Michael Kortan was the head of the FBI’s Office of Public Affairs until his retirement early last year. During his tenure, he accepted baseball tickets from reporters with CNN and The New York Times and lied about the gifts under oath, according to the Department of Justice Office of Inspector General.
Kortan accepted three tickets from a CNN correspondent for Major League Baseball games in May and September 2016, the OIG determined. He also accepted a playoff game ticket from a New York Times reporter in October 2014.
Investigators flagged Kortan’s communications with the CNN reporter as part of the inspector general’s review of the FBI and DOJ’s actions in advance of the 2016 election. The report found that multiple FBI employees accepted gifts from the media in violation of FBI policy.
During an interview under oath, Kortan lied about repaying the reporters for the tickets. He retired Feb. 16, 2018, during the course of the investigation. The DOJ declined to prosecute Kortan’s potential criminal violations.
The OIG concluded its investigation into Kortan in October 2018 but issued only a brief report which did not identify Kortan or name the media companies involved. The Epoch Times obtained a detailed report on the investigation via a Freedom of Information Act request, which can be viewed at www.scribd.com/document/429324349/FOIA-Request-19-OIG-022.
The New York Times and CNN did not respond to requests for comment.
After claiming under oath that he repaid the CNN correspondent for two tickets valued at $65 to the Washington Nationals game against the Miami Marlins Sept. 30, 2016, Kortan circled back with the OIG and admitted that he did not pay the reporter back. The reporter declined to accept the money because Kortan left the game during a rain delay. He also changed his testimony about who his guest was at the game, admitting that the guest was a female FBI employee, not a civilian, as he previously claimed.
The female FBI employee told the OIG that she was familiar with the CNN correspondent from watching television.
During a subsequent interview, Kortan admitted to lying about the type of seats he received with the tickets. The seats were in a members-only section reserved for season-ticket holders, not general seats like Kortan said.
Kortan was also unable to produce proof that he repaid the same CNN correspondent for a $65 ticket to a May 9, 2016, Nationals game and a New York Times reporter for an October 2014 game, which he only recalled as the “18-inning game.” The OIG did not find any evidence that Kortan paid the reporters back.
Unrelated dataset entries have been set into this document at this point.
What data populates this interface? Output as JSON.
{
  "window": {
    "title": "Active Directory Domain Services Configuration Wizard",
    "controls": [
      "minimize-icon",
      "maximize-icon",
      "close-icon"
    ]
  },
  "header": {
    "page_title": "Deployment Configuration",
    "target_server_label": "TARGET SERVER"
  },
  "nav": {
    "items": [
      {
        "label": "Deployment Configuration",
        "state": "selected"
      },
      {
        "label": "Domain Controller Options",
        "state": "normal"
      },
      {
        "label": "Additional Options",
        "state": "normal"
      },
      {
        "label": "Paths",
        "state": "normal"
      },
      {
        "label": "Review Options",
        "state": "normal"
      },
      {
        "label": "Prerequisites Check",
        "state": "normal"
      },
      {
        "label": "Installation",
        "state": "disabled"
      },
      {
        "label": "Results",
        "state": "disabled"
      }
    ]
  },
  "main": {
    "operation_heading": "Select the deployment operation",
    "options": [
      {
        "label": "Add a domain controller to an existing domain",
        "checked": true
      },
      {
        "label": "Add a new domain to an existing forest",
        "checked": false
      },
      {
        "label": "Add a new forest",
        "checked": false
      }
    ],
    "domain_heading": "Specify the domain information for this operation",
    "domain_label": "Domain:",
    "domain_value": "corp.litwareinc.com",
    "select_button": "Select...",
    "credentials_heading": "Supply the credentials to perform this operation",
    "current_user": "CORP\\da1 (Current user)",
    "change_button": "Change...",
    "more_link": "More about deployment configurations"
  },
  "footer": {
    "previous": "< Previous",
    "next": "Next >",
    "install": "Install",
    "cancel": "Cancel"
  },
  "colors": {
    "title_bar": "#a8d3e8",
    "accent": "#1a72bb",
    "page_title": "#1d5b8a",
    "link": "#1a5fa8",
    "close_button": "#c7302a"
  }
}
“In view of the fact that Kortan’s claim under oath that he paid for the September 2016 tickets proved not to be true, the absence of any communication or evidence relating to payment for the May 2016 and the 18 inning game tickets, and Kortan’s lack of candor with respect to several issues surrounding the September 2016 tickets, the OIG did not credit Kortan’s statements that he paid for the May 2016 and 18 inning game tickets,” according to the OIG report.
The investigators reviewed Kortan’s official FBI emails and text messages, work hard drive, FBI-issued mobile device and financial records.
“I’m in!” Kortan replied.
“Great,” the CNN correspondent said.
Kortan and the CNN correspondent had beers, according to subsequent text messages.
The inspector general determined that the CNN and New York Times reporters both counted as “prohibited sources” under the statute prohibiting gifts to federal employees. As a result, Kortan broke federal law by accepting gifts from the reporters, the OIG concluded.
Kortan told the investigators that he never disclosed information in violation of FBI guidelines.
Kortan’s name appears 30 times in the OIG’s final report on actions taken by the FBI and DOJ ahead of the 2016 election. The report mostly focuses on the handling of the investigation into Hillary Clinton’s use of an unauthorized email server to conduct public business.
According to the report, Kortan coordinated media coverage and participated in high-level calls. He arranged the Oct. 21, 2016, damage control call during which FBI agent Peter Strzok briefed former bureau officials about the handling of the Clinton-email probe. The briefing was meant to try and get the former officials to “stop criticizing the case,” FBI attorney Lisa Page told the OIG.